Andrew Lockley – Exponential Investor (United Kingdom) –
Before we get started I just wanted to highlight a short video Eoin Treacy has made on bitcoin’s trend. A few weeks ago he used his trading expertise to look at the bitcoin chart in a different way, and he predicted bitcoin would hit $7,000. Today, he has another video on where he believes bitcoin is ing next, you can get access to it here.
Yesterday, we looked at how the “power law” was the key to picking winning investment strategies. It dictates that the most of the value of firms in any given market is normally concentrated in the top few names. In inherently concentrated markets, such as social media, that largest single firm often has 50% of the total market capitalisation.

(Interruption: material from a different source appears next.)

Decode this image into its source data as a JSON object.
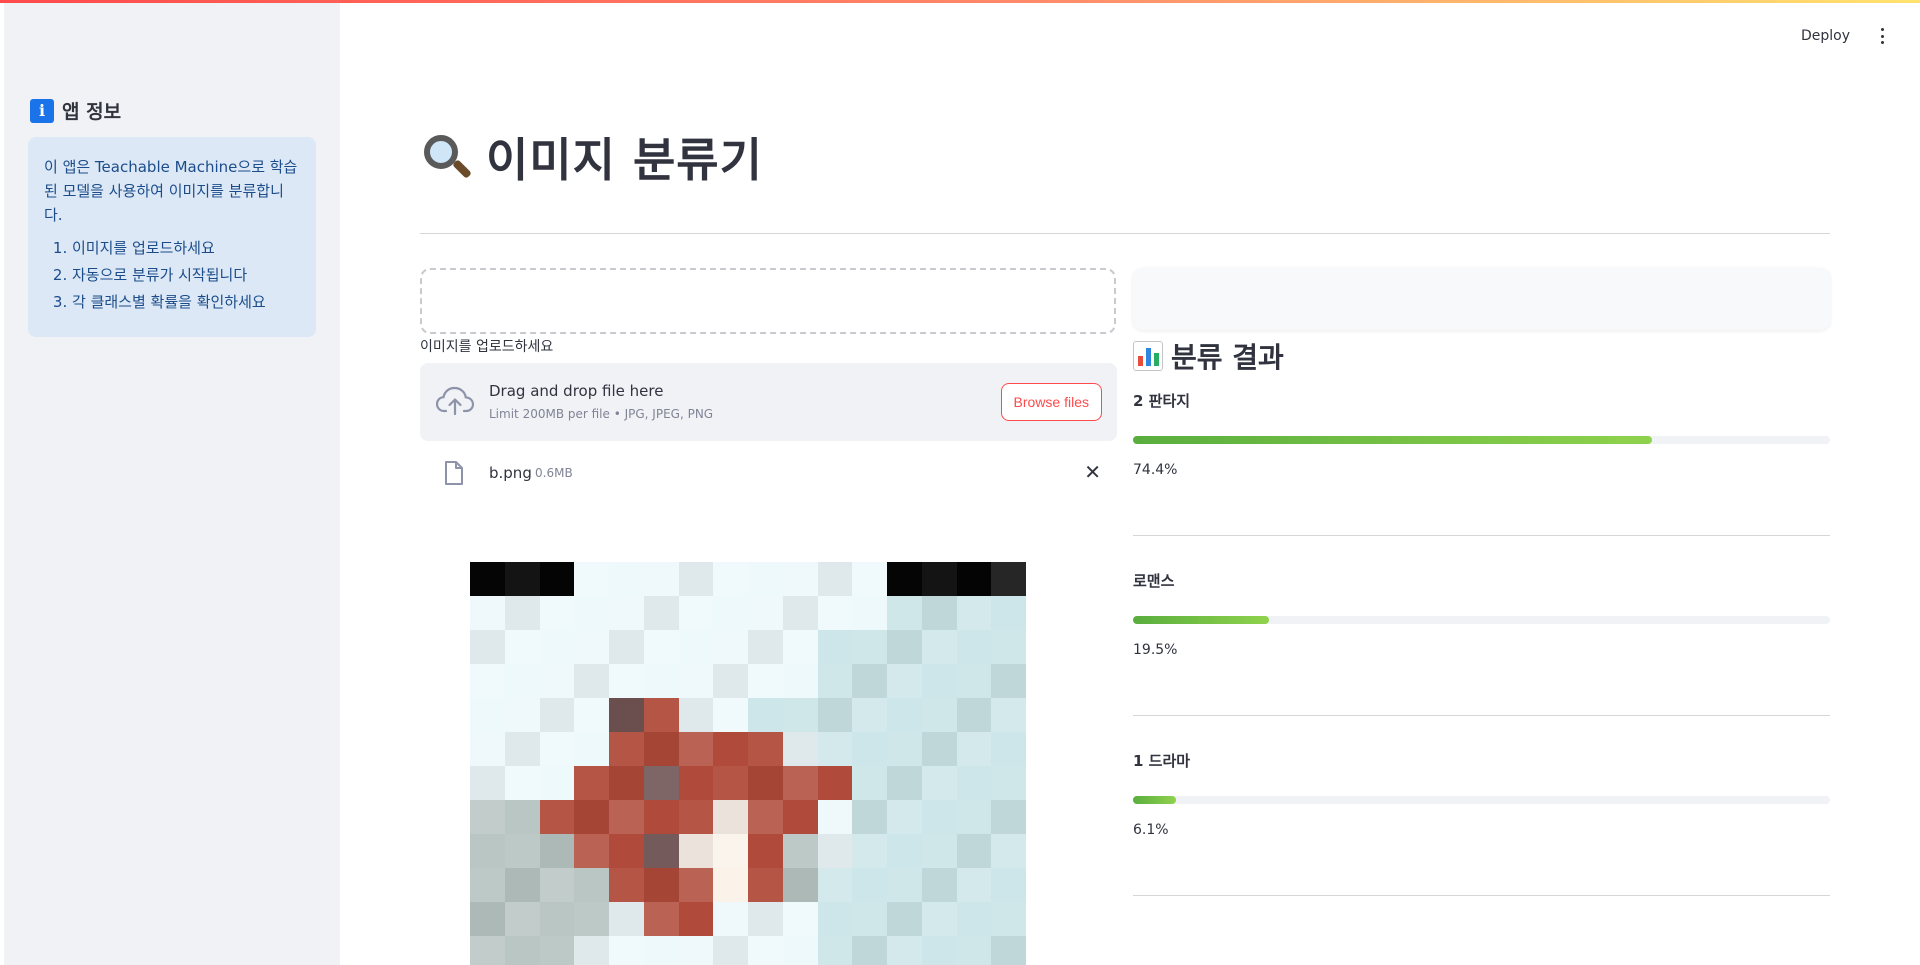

From an investment point of view, it comes down to one key principle: go big, or go home – and that’s why Facebook is grinding Snap Inc. into the dirt. The firm has lost half its value in a year – while Facebook is up by half, in the same period.
Strangely, you may not think of the consequences of this law in the correct way. It’s certainly true that investing in the world’s largest companies (or firms which are destined to become them) can mean your investments perform very well. The difficulty with this approach is that, once it’s obvious that a firm is dominating a sector, much of the value increase is already built into the price.
To explain this another way…
If you could be on horses within a race, then at some point the lead horse would trade at almost zero return. Even if half the race is still to be run, a horse that’s sufficiently far a of the field will be priced as if it has already won.
Accordingly, it’s often a smarter move to focus on smaller niches, but follow the same investment principle. Instead of looking for the Amazon of e-commerce retail, you might look for a specialist sector, in which Amazon is unlikely to compete. Here, you can find new niches, which are ripe for disruption.
For example: while Amazon is currently the world’s biggest B2C ecommerce retailer, it’s unlikely that it would become the number one wholesale supplier to pharmacies. This sector is sufficiently different to Amazon’s core business model to make it an unlikely breakout strategy for the firm. Therefore, looking to back the potential “Amazon of pharmacy supplies” may be a very smart move.
I hope that this relatively simple rule of thumb for investing will help you use your money in a smarter fashion. It’s certainly an approach I’m taking myself – and some of the most successful businesses I’ve previously held a stake in have taken this approach. They’ve dominated by looking to create an early lead, and become the biggest fish in a small pond.
Conversely, I instinctively shy away from contested sectors
If there are half a dozen firms all vying for the top spot, I know that my chances of picking a winner are pretty low. Accordingly, my focus is on trying to find firms which have an obvious capacity to dominate, in the first place. This does not necessarily mean I’m looking to back the very first firm entering an industry sector. Instead my focus is on finding early-mover firms, which are clearly capable of dominating.
This strategy is supported by a study by Bill Gross (covered in his TED talk). This demonstrates that the winning companies in recent decades have typically had one thing on their side: timing. Being the firm that comes to market at the right time is the key to dominance. Too early, and your vision is too far a of the market: investors may not support you; and consumers are likely to be underwhelmed by your offer, even if they believe in your vision. For example, I’d love a completely non-polluting electric car – but I’m not prepared to sacrifice my petrol car’s near-instant “charging”, and ubiquitous refuelling network.
Competitor versus Disruptor
Similarly, firms that are too late to market inevitably face a struggle to compete with entrenched players. Once you’re a competitor of giants, as opposed to a disruptor of giants, you’ve really got your work cut out to make that critical number one position. That’s why today’s industrial behemoths often have very long histories. In spite of rebrands and reorganisations, firms like Esso, Ford, Boeing, etc, have histories stretching back many decades – and, in some cases, well over a century. In all likelihood, the established incumbents in any given market tend to remain so, until a genuine disruptor comes along. This vulnerability is a complement to the power law, enabling you to pick well-timed disruptive investments, which have the capacity to dominate individual niches or markets.
In today’s market, look to back firms that have an early lead in disrupting established competitors – but yet are sector dominant. Some great examples of recent winners are Airbnb, Tesla, TransferWise, etc. Behind them are promising upstarts, who may be poised to become the power law winners of tomorrow: Monzo, Matternet, Boom Technology, Bigelow Aerospace, Hybrid Air Vehicles – and, of course, many others. Finding these exciting firms is what Exponential Investor is all about.
How are you putting the power (law) into your portfolio? Let us know – firstname.lastname@example.org.